So this last project is very ambitious but also one that I believe is incredibly beneficial for students. It will help them to understand that the technology available to them at this time can allow for problem solving, creative thinking and that they can help those in need. Specifically, helping those that are in need of prosthetics that cannot afford them. This is the last of my big 3 projects and it will be my first year doing it. Let me share what I have learned so far and how to get started.
This will take time...
Before getting started, there a few things to realize. The first is that students should have exposure to playing with 3D design tools. The easiest and least expensive of these is Tinkercad. This website is actually powerful 3D design software that is browser based and will work with Chromebooks. I mention this because a lot of schools have moved towards using Chromebooks as their 1:1 tool. Click the image below to launch the site.
Begin by having students play with the software. Then push them by having them design specific items, such as keychains, rings, mugs etc. from scratch. When the time comes for them to redesign the final part of the project, it will come easy to many of them.
Did I mention this will take time?
3D printing can take time. The smaller an object, the faster it prints. The larger the object, the longer it takes to print. The more intricate a design, yup, the longer it takes. Below is an example of the wrist section for a prosthetic hand. On a quick print, it will take about four hours. This means about two a day on one printer and that will take 15 school days or about three weeks. So how can a teacher with 30 students work around this?
A printer farm is needed and the cost of entry has changed.
A printer farm is when you have multiple printers running. With three printers, that would equal 6 prints a day and would take one school week to accomplish. This is where most teachers believe it will cost about $3000 to get started. The truth is that the 3D printer scene has become competitive and prices have dropped greatly. Below is an example of a printer I have in my class and if you click on the picture it will take you to the page to purchase.
Now for the same one printer, you can purchase three that print a little slower but the quality is comparable. Below is the printer I'm talking about and if you click on the link you will find an ebay page where it is currently under $300 and a total of $120 off its original price.
What are the benefits?
3D printing is easily the number one piece of technology that my students can't get enough of! They love finding other designs, creating their own or redesigning a finished model. With this project, students will also learn that they have a tool that can allow them to change the life of someone they have never met. Reflecting on a project like this will produce great insight towards what students think about helping others. Well, at least that is the idea behind all this since I haven't reached that part yet. Let me share how to get started and my projected path for this lesson.
Step 1: Introduce students to Tinkercad and 3D design
Students will have a tutorial available to them right away and that is a great starting point. Below is how students can login with their Google accounts if they have them available.
Step 2: Help students understand what is possible with 3D printing

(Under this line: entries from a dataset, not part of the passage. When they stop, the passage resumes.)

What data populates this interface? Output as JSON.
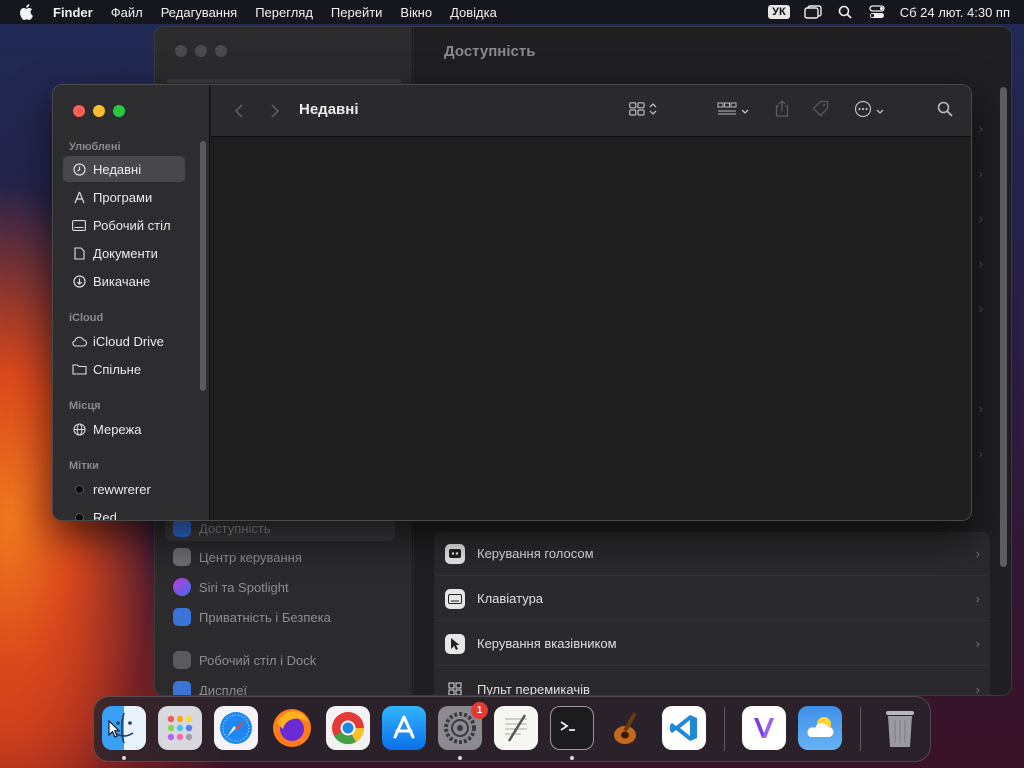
{
  "menubar": {
    "app": "Finder",
    "items": [
      "Файл",
      "Редагування",
      "Перегляд",
      "Перейти",
      "Вікно",
      "Довідка"
    ],
    "input_source": "УК",
    "datetime": "Сб 24 лют. 4:30 пп"
  },
  "settings_window": {
    "title": "Доступність",
    "sidebar": [
      "Доступність",
      "Центр керування",
      "Siri та Spotlight",
      "Приватність і Безпека",
      "Робочий стіл і Dock",
      "Дисплеї"
    ],
    "rows": [
      "Керування голосом",
      "Клавіатура",
      "Керування вказівником",
      "Пульт перемикачів"
    ]
  },
  "finder": {
    "title": "Недавні",
    "sections": {
      "favorites": "Улюблені",
      "icloud": "iCloud",
      "locations": "Місця",
      "tags": "Мітки"
    },
    "favorites": [
      "Недавні",
      "Програми",
      "Робочий стіл",
      "Документи",
      "Викачане"
    ],
    "icloud": [
      "iCloud Drive",
      "Спільне"
    ],
    "locations": [
      "Мережа"
    ],
    "tags": [
      "rewwrerer",
      "Red"
    ]
  },
  "dock": {
    "apps": [
      "Finder",
      "Launchpad",
      "Safari",
      "Firefox",
      "Chrome",
      "App Store",
      "System Settings",
      "TextEdit",
      "Terminal",
      "GarageBand",
      "VS Code",
      "Visual Studio",
      "Weather",
      "Trash"
    ],
    "settings_badge": "1"
  },
  "colors": {
    "close": "#ff5f57",
    "minimize": "#febc2e",
    "zoom": "#28c840",
    "badge": "#e53935"
  }
}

The videos below are great starting points for introducing how 3D printing works, but also what it means in regards to design process, access to resources and materials that can be used. I usually show them in this order but the difference this year was that after the last video I explained that students would redesign, print and assemble a prosthetic hand.
Step 3: Introduce the type of prosthetic you will have students redesign
There are lots of different prosthetics to choose from, ranging from a fingertip to whole finger to foot and even an entire arm. I chose the prosthetic below because it requires no hardware, i.e. nuts/bolts, but I have included links to other prosthetics just in case you have parents that can donate the $20-30 for said hardware. You can get a head start by printing universal pieces that have not been modified and then focus on finished designs as they come in. Click any of the pics below to head over to the website shown.
Step 4: What exactly will they redesign?
This is the step that will challenge their understanding of 3D design and yours as well. The students will need to redesign the prosthetic to look awesome but still be functional. With the hand that I chose, I asked students to limit their redesigns to just on part. I also helped them by suggesting the wrist be that part, which gives them plenty of space to work with and runs the lowest risk of making it inoperable. Below I have included some examples, starting with how the main palm piece looks originally.
The answer to the question "What will we do with these?"
Once you are asked this question, let students know that you will donate them. You can contact the original designers, local medical groups or Enabling the future and they can get you in contact with someone who could use these prosthetics. The follow through is the reflection students will write, which I have not reached yet. My plans are to get these out before the school year ends and get some feedback from those that the students have helped. Currently my students are assembling their hands, tinkering with how they fit together and in some cases waiting for me to print their actual design. I will revisit this project once we reach the end of the year, but so far I have seen amazing things from my students and their thoughts about helping others has really helped me to understand where this project can go.
Hi! My name is Jesus Huerta and I help kids find their creativity by making things! Tech comes second and all that jazz. Contact me with ANY questions at email@example.com